SALIX® (furosemide injection) is a highly effective diuretic-saluretic which if given in excessive amounts may result in dehydration and electrolyte imbalance, enhancing the risk of circulatory collapse, thrombosis, and embolism. The animal should be observed for early signs of fluid depletion with electrolyte imbalance, and corrective measures should be administered. See package insert for full information regarding contraindications, warnings, and precautions. SALIX may lower serum calcium levels and cause tetany in rare cases of animals having an existing hypocalcemic tendency. Milk taken from dairy cattle during treatment and for 48 hours (four milkings) after the last treatment must not be used for food. Cattle must not be slaughtered for food within 48 hours following last treatment.
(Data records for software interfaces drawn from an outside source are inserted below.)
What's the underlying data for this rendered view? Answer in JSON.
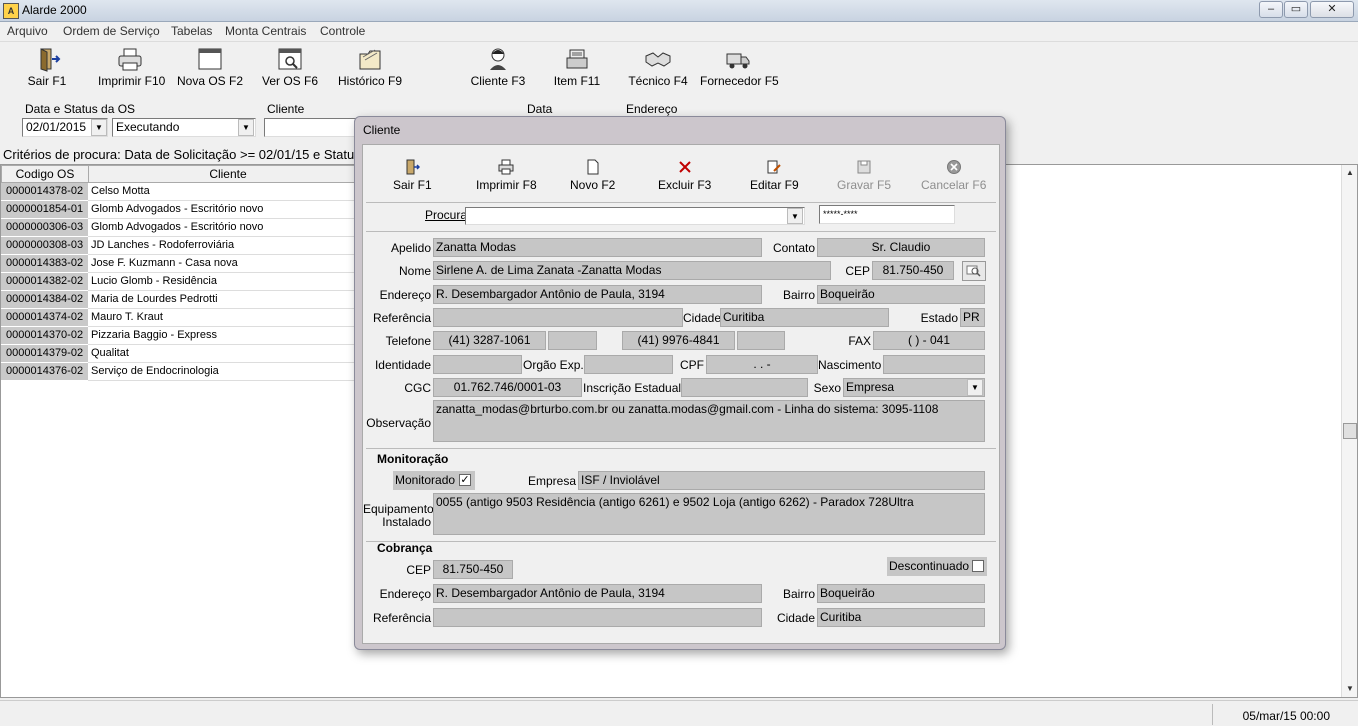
{
  "window": {
    "title": "Alarde 2000",
    "btn_min": "–",
    "btn_max": "▭",
    "btn_close": "✕"
  },
  "menu": [
    "Arquivo",
    "Ordem de Serviço",
    "Tabelas",
    "Monta Centrais",
    "Controle"
  ],
  "toolbar": {
    "sair": "Sair F1",
    "imprimir": "Imprimir F10",
    "nova_os": "Nova OS F2",
    "ver_os": "Ver OS F6",
    "historico": "Histórico F9",
    "cliente": "Cliente F3",
    "item": "Item F11",
    "tecnico": "Técnico F4",
    "fornecedor": "Fornecedor F5"
  },
  "filters": {
    "data_status_label": "Data e Status da OS",
    "date_value": "02/01/2015",
    "status_value": "Executando",
    "cliente_label": "Cliente",
    "data_label": "Data",
    "endereco_label": "Endereço"
  },
  "criteria_text": "Critérios de procura: Data de Solicitação >= 02/01/15 e Statu",
  "grid": {
    "headers": [
      "Codigo OS",
      "Cliente"
    ],
    "rows": [
      {
        "os": "0000014378-02",
        "cliente": "Celso Motta"
      },
      {
        "os": "0000001854-01",
        "cliente": "Glomb Advogados - Escritório novo"
      },
      {
        "os": "0000000306-03",
        "cliente": "Glomb Advogados - Escritório novo"
      },
      {
        "os": "0000000308-03",
        "cliente": "JD Lanches - Rodoferroviária"
      },
      {
        "os": "0000014383-02",
        "cliente": "Jose F. Kuzmann - Casa nova"
      },
      {
        "os": "0000014382-02",
        "cliente": "Lucio Glomb - Residência"
      },
      {
        "os": "0000014384-02",
        "cliente": "Maria de Lourdes Pedrotti"
      },
      {
        "os": "0000014374-02",
        "cliente": "Mauro T. Kraut"
      },
      {
        "os": "0000014370-02",
        "cliente": "Pizzaria Baggio - Express"
      },
      {
        "os": "0000014379-02",
        "cliente": "Qualitat"
      },
      {
        "os": "0000014376-02",
        "cliente": "Serviço de Endocrinologia"
      }
    ]
  },
  "status_bar": {
    "date": "05/mar/15  00:00"
  },
  "dialog": {
    "title": "Cliente",
    "buttons": {
      "sair": "Sair F1",
      "imprimir": "Imprimir F8",
      "novo": "Novo F2",
      "excluir": "Excluir F3",
      "editar": "Editar F9",
      "gravar": "Gravar F5",
      "cancelar": "Cancelar F6"
    },
    "procura_label": "Procura",
    "procura_value": "",
    "procura_mask": "*****-****",
    "labels": {
      "apelido": "Apelido",
      "contato": "Contato",
      "nome": "Nome",
      "cep": "CEP",
      "endereco": "Endereço",
      "bairro": "Bairro",
      "referencia": "Referência",
      "cidade": "Cidade",
      "estado": "Estado",
      "telefone": "Telefone",
      "fax": "FAX",
      "identidade": "Identidade",
      "orgao": "Orgão Exp.",
      "cpf": "CPF",
      "nascimento": "Nascimento",
      "cgc": "CGC",
      "inscricao": "Inscrição Estadual",
      "sexo": "Sexo",
      "observacao": "Observação",
      "monitoracao": "Monitoração",
      "monitorado": "Monitorado",
      "empresa": "Empresa",
      "equipamento_l1": "Equipamento",
      "equipamento_l2": "Instalado",
      "cobranca": "Cobrança",
      "descontinuado": "Descontinuado"
    },
    "values": {
      "apelido": "Zanatta Modas",
      "contato": "Sr. Claudio",
      "nome": "Sirlene A. de Lima Zanata -Zanatta Modas",
      "cep": "81.750-450",
      "endereco": "R. Desembargador Antônio de Paula, 3194",
      "bairro": "Boqueirão",
      "referencia": "",
      "cidade": "Curitiba",
      "estado": "PR",
      "telefone1": "(41) 3287-1061",
      "telefone2": "(41) 9976-4841",
      "fax": "(  )     - 041",
      "identidade": "",
      "orgao": "",
      "cpf": "  .    .   -",
      "nascimento": "",
      "cgc": "01.762.746/0001-03",
      "inscricao": "",
      "sexo": "Empresa",
      "observacao": "zanatta_modas@brturbo.com.br ou zanatta.modas@gmail.com - Linha do sistema: 3095-1108",
      "monitorado_check": "✓",
      "empresa": "ISF / Inviolável",
      "equipamento": "0055 (antigo 9503 Residência (antigo 6261) e 9502 Loja (antigo 6262) - Paradox 728Ultra",
      "cob_cep": "81.750-450",
      "cob_endereco": "R. Desembargador Antônio de Paula, 3194",
      "cob_bairro": "Boqueirão",
      "cob_referencia": "",
      "cob_cidade": "Curitiba"
    }
  }
}
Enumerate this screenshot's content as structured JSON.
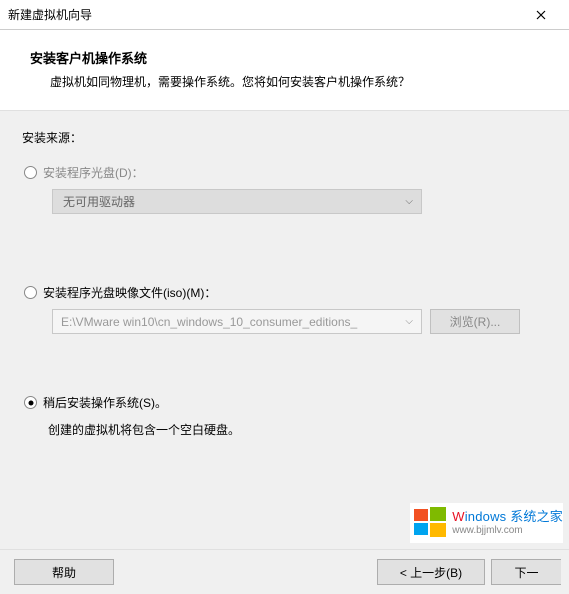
{
  "titlebar": {
    "title": "新建虚拟机向导"
  },
  "header": {
    "heading": "安装客户机操作系统",
    "subheading": "虚拟机如同物理机，需要操作系统。您将如何安装客户机操作系统？"
  },
  "source_label": "安装来源：",
  "options": {
    "disc": {
      "label": "安装程序光盘(D)：",
      "dropdown_text": "无可用驱动器"
    },
    "iso": {
      "label": "安装程序光盘映像文件(iso)(M)：",
      "path": "E:\\VMware win10\\cn_windows_10_consumer_editions_",
      "browse": "浏览(R)..."
    },
    "later": {
      "label": "稍后安装操作系统(S)。",
      "hint": "创建的虚拟机将包含一个空白硬盘。"
    }
  },
  "footer": {
    "help": "帮助",
    "back": "< 上一步(B)",
    "next": "下一"
  },
  "watermark": {
    "brand_w": "W",
    "brand_rest": "indows ",
    "brand_tail": "系统之家",
    "sub": "www.bjjmlv.com"
  }
}
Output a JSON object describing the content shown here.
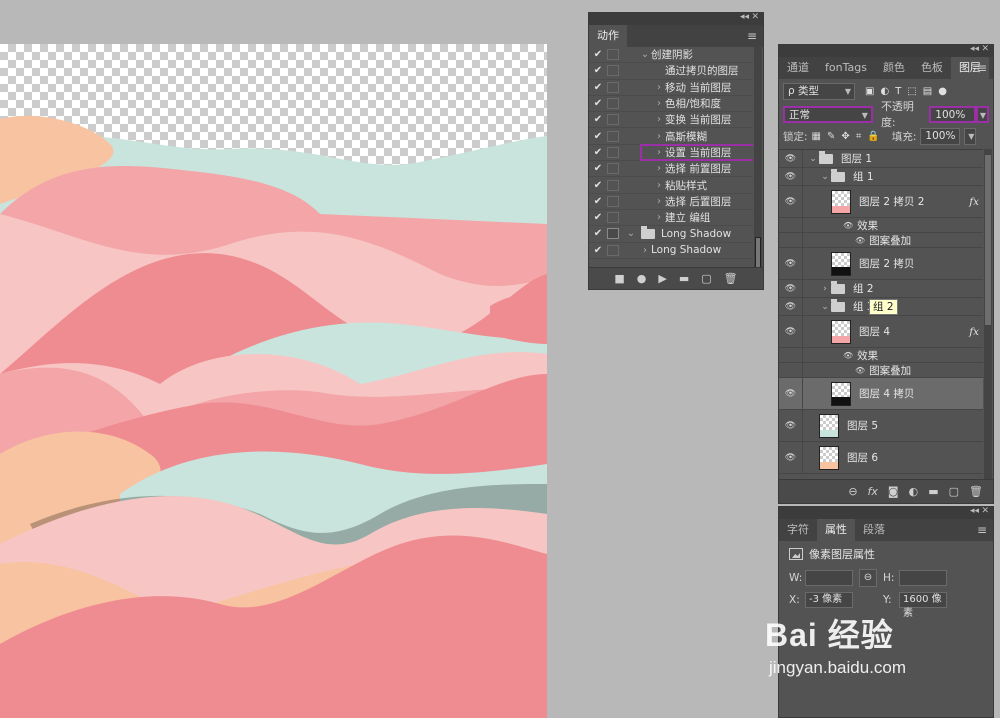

Do not use in horses intended for human consumption.

Equine Asthma Syndrome

Recently, the American College of Veterinary Internal Medicine (ACVIM) updated and reclassified its recommendations to better describe a variety of chronic airway inflammatory disorders in horses, including inflammatory airway disease (IAD) and recurrent obstructive airway disease (RAO), as “equine asthma syndrome.”

Inflammatory Airway Disease (IAD)

Also referred to as small airway disease, inflammatory airway disease is observed in young to middle-aged athletes with the primary symptoms of poor performance, exercise intolerance, coughing and excess mucus production. Affected horses usually do not have a fever unless a secondary infection develops.


The cause of IAD varies and can be low-grade viral infection, inhaled molds and organic dusts (mites, endotoxin), exposure to air-borne pollutants, inhaled cold air during exercise and/or pulmonary hemorrhage. Diagnosis may include special pulmonary function tests during exercise, bronchoalveolar lavage and thoracic ultrasound.


Therapy focuses on reducing and controlling airway inflammation using inhaled and systemic steroids and other drugs designed to reduce airway responsiveness. Environmental changes are aimed at reducing exposure to inhaled irritants and pollutants, feeding wet hay, replacing straw bedding with shavings and keeping horses outside as much as possible.

Recurrent Obstructive Airway Disease (RAO)

Often referred to as heaves, RAO is actually a hypersensitivity reaction to inhaled organic dusts, such as mites and endotoxin and/or molds found in poorly cured hay. You’ll see this condition more often in stalled horses and in the northeastern and mid-western states.

In the southern United States, a similar disorder called summer pasture associated obstructive pulmonary disease (SPAOPD) occurs in horses grazing pastures during summer and fall months. Inhaled fungal spores and grass pollens are the environmental triggers. Many refer to RAO as the equine version of human asthma.

Signs of RAO or SPAOPD

  • A cough, often exercise-induced.
  • Nasal discharge consisting of mucus and pus.
  • Exaggerated expiratory effort (forced breathing).
  • Increased respiratory rates even at rest.
  • Chronic cases may have a “heave line” due to enlargement of the respiratory muscles associated with the increased work of breathing.
  • Listening to the chest often reveals abnormal lung sounds including wheezes and crackles.

For more information on Recurrent Obstructive Airway Disease, click here to read more on the AAEP.